╭──

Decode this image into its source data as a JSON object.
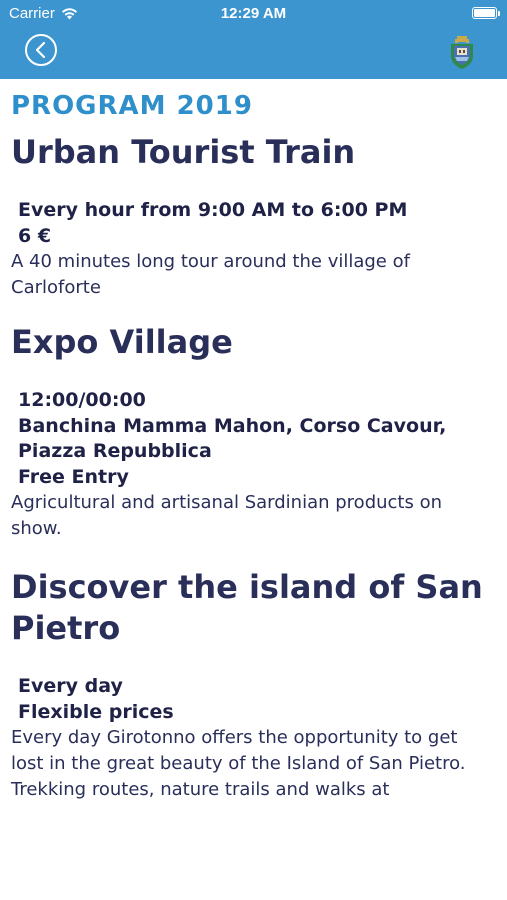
{
  "status": {
    "carrier": "Carrier",
    "time": "12:29 AM"
  },
  "nav": {
    "back_icon": "chevron-left-icon",
    "crest_icon": "town-crest-icon",
    "accent_color": "#3d95cf"
  },
  "program": {
    "title": "PROGRAM 2019"
  },
  "events": [
    {
      "title": "Urban Tourist Train",
      "meta": [
        "Every hour from 9:00 AM to 6:00 PM",
        "6 €"
      ],
      "description": "A 40 minutes long tour around the village of Carloforte"
    },
    {
      "title": "Expo Village",
      "meta": [
        "12:00/00:00",
        "Banchina Mamma Mahon, Corso Cavour, Piazza Repubblica",
        "Free Entry"
      ],
      "description": "Agricultural and artisanal Sardinian products on show."
    },
    {
      "title": "Discover the island of San Pietro",
      "meta": [
        "Every day",
        "Flexible prices"
      ],
      "description": "Every day Girotonno offers the opportunity to get lost in the great beauty of the Island of San Pietro.",
      "description2": "Trekking routes, nature trails and walks at"
    }
  ]
}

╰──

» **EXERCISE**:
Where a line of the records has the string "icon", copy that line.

» **EXERCISE OUTPUT**:
    "back_icon": "chevron-left-icon",
    "crest_icon": "town-crest-icon",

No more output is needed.